EXERCISE: Nothing but the pictures should go missing; return all the entries below exactly.

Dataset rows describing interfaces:
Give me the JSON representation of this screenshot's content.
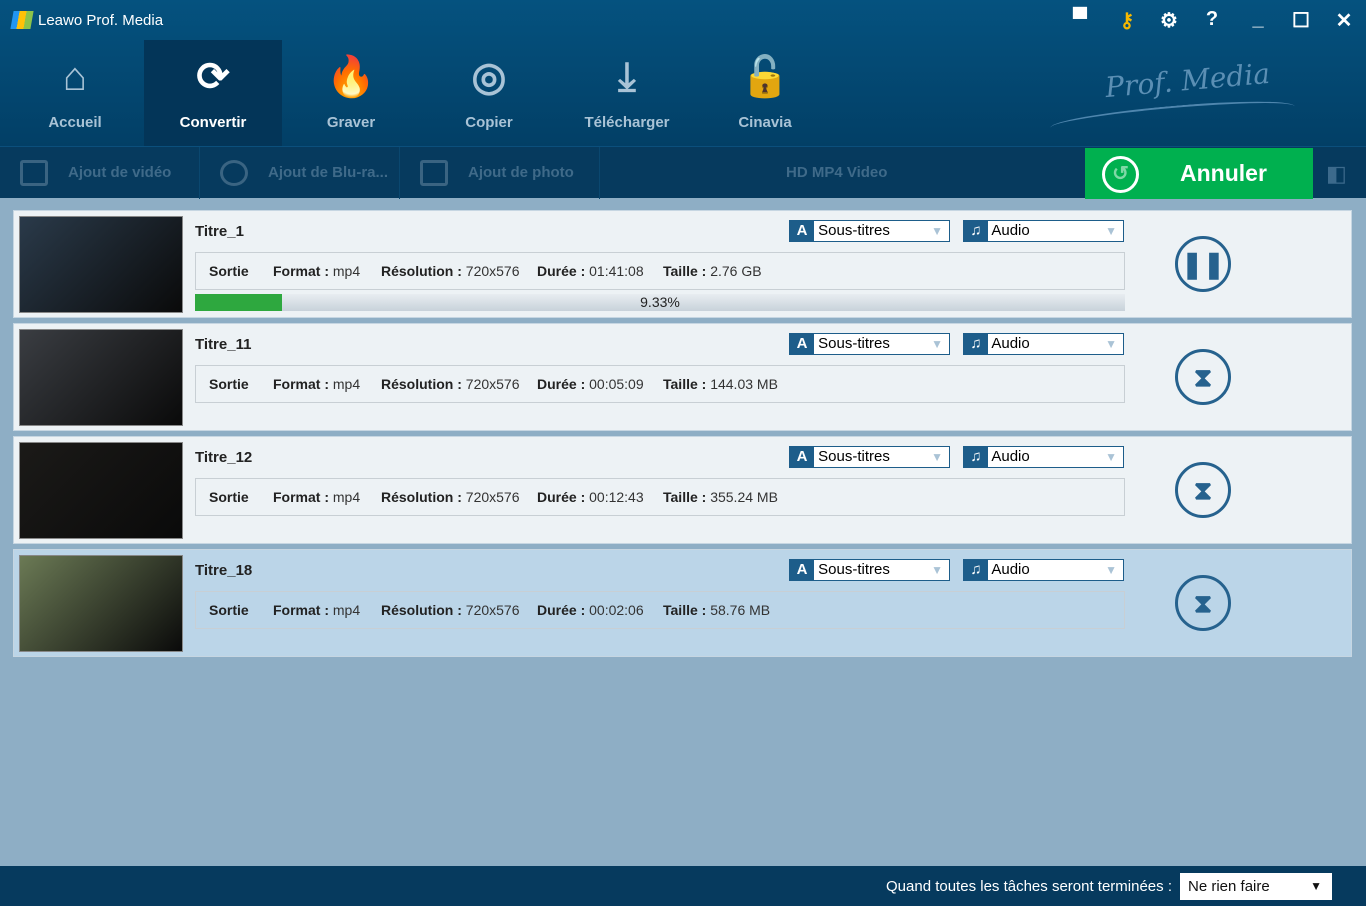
{
  "app": {
    "title": "Leawo Prof. Media",
    "brand": "Prof. Media"
  },
  "nav": [
    {
      "label": "Accueil",
      "icon": "⌂"
    },
    {
      "label": "Convertir",
      "icon": "⟳"
    },
    {
      "label": "Graver",
      "icon": "🔥"
    },
    {
      "label": "Copier",
      "icon": "◎"
    },
    {
      "label": "Télécharger",
      "icon": "⤓"
    },
    {
      "label": "Cinavia",
      "icon": "🔓"
    }
  ],
  "toolbar": {
    "add_video": "Ajout de vidéo",
    "add_bluray": "Ajout de Blu-ra...",
    "add_photo": "Ajout de photo",
    "profile": "HD MP4 Video",
    "cancel": "Annuler"
  },
  "labels": {
    "sortie": "Sortie",
    "format": "Format :",
    "resolution": "Résolution :",
    "duree": "Durée :",
    "taille": "Taille :",
    "subtitles": "Sous-titres",
    "audio": "Audio"
  },
  "rows": [
    {
      "title": "Titre_1",
      "format": "mp4",
      "resolution": "720x576",
      "duration": "01:41:08",
      "size": "2.76 GB",
      "progress": 9.33,
      "progress_label": "9.33%",
      "status": "pause",
      "thumb": "#2a3a4a"
    },
    {
      "title": "Titre_11",
      "format": "mp4",
      "resolution": "720x576",
      "duration": "00:05:09",
      "size": "144.03 MB",
      "status": "waiting",
      "thumb": "#3a3d42"
    },
    {
      "title": "Titre_12",
      "format": "mp4",
      "resolution": "720x576",
      "duration": "00:12:43",
      "size": "355.24 MB",
      "status": "waiting",
      "thumb": "#1b1a18"
    },
    {
      "title": "Titre_18",
      "format": "mp4",
      "resolution": "720x576",
      "duration": "00:02:06",
      "size": "58.76 MB",
      "status": "waiting",
      "thumb": "#6b7a55"
    }
  ],
  "footer": {
    "label": "Quand toutes les tâches seront terminées :",
    "select": "Ne rien faire"
  }
}
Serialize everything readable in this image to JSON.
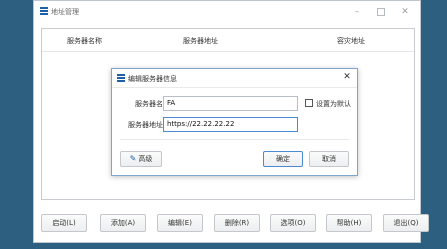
{
  "main_window": {
    "title": "地址管理",
    "controls": {
      "minimize": "–",
      "close": "✕"
    }
  },
  "table": {
    "columns": [
      "服务器名称",
      "服务器地址",
      "容灾地址"
    ]
  },
  "bottom_buttons": [
    "启动(L)",
    "添加(A)",
    "编辑(E)",
    "删除(R)",
    "选项(O)",
    "帮助(H)",
    "退出(Q)"
  ],
  "dialog": {
    "title": "编辑服务器信息",
    "close": "✕",
    "name_label": "服务器名：",
    "name_value": "FA",
    "address_label": "服务器地址：",
    "address_value": "https://22.22.22.22",
    "default_label": "设置为默认",
    "advanced_label": "高级",
    "ok_label": "确定",
    "cancel_label": "取消"
  }
}
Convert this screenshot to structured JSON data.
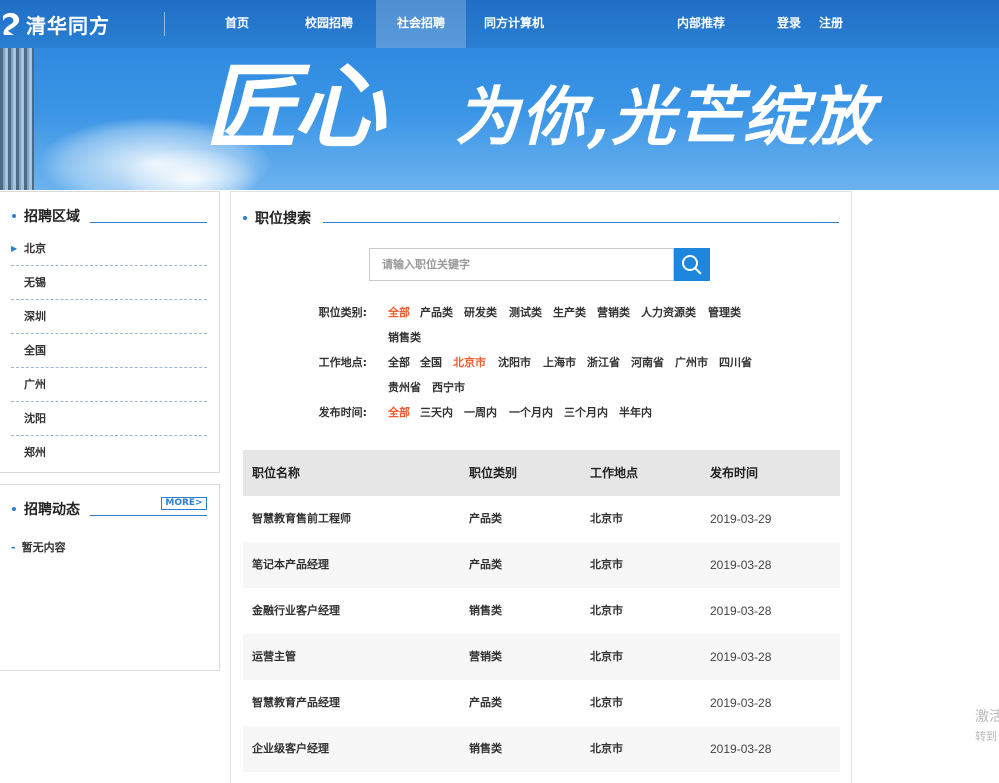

ANSWER FOR THE TASK:
Give me the JSON representation of this screenshot's content.
{
  "app": {
    "title": "Leawo Prof. Media",
    "brand": "Prof. Media"
  },
  "nav": [
    {
      "label": "Accueil",
      "icon": "⌂"
    },
    {
      "label": "Convertir",
      "icon": "⟳"
    },
    {
      "label": "Graver",
      "icon": "🔥"
    },
    {
      "label": "Copier",
      "icon": "◎"
    },
    {
      "label": "Télécharger",
      "icon": "⤓"
    },
    {
      "label": "Cinavia",
      "icon": "🔓"
    }
  ],
  "toolbar": {
    "add_video": "Ajout de vidéo",
    "add_bluray": "Ajout de Blu-ra...",
    "add_photo": "Ajout de photo",
    "profile": "HD MP4 Video",
    "cancel": "Annuler"
  },
  "labels": {
    "sortie": "Sortie",
    "format": "Format :",
    "resolution": "Résolution :",
    "duree": "Durée :",
    "taille": "Taille :",
    "subtitles": "Sous-titres",
    "audio": "Audio"
  },
  "rows": [
    {
      "title": "Titre_1",
      "format": "mp4",
      "resolution": "720x576",
      "duration": "01:41:08",
      "size": "2.76 GB",
      "progress": 9.33,
      "progress_label": "9.33%",
      "status": "pause",
      "thumb": "#2a3a4a"
    },
    {
      "title": "Titre_11",
      "format": "mp4",
      "resolution": "720x576",
      "duration": "00:05:09",
      "size": "144.03 MB",
      "status": "waiting",
      "thumb": "#3a3d42"
    },
    {
      "title": "Titre_12",
      "format": "mp4",
      "resolution": "720x576",
      "duration": "00:12:43",
      "size": "355.24 MB",
      "status": "waiting",
      "thumb": "#1b1a18"
    },
    {
      "title": "Titre_18",
      "format": "mp4",
      "resolution": "720x576",
      "duration": "00:02:06",
      "size": "58.76 MB",
      "status": "waiting",
      "thumb": "#6b7a55"
    }
  ],
  "footer": {
    "label": "Quand toutes les tâches seront terminées :",
    "select": "Ne rien faire"
  }
}
Serialize everything readable in this image to JSON.
{
  "main_window": {
    "title": "地址管理",
    "controls": {
      "minimize": "–",
      "close": "✕"
    }
  },
  "table": {
    "columns": [
      "服务器名称",
      "服务器地址",
      "容灾地址"
    ]
  },
  "bottom_buttons": [
    "启动(L)",
    "添加(A)",
    "编辑(E)",
    "删除(R)",
    "选项(O)",
    "帮助(H)",
    "退出(Q)"
  ],
  "dialog": {
    "title": "编辑服务器信息",
    "close": "✕",
    "name_label": "服务器名：",
    "name_value": "FA",
    "address_label": "服务器地址：",
    "address_value": "https://22.22.22.22",
    "default_label": "设置为默认",
    "advanced_label": "高级",
    "ok_label": "确定",
    "cancel_label": "取消"
  }
}
Convert this screenshot to structured JSON data.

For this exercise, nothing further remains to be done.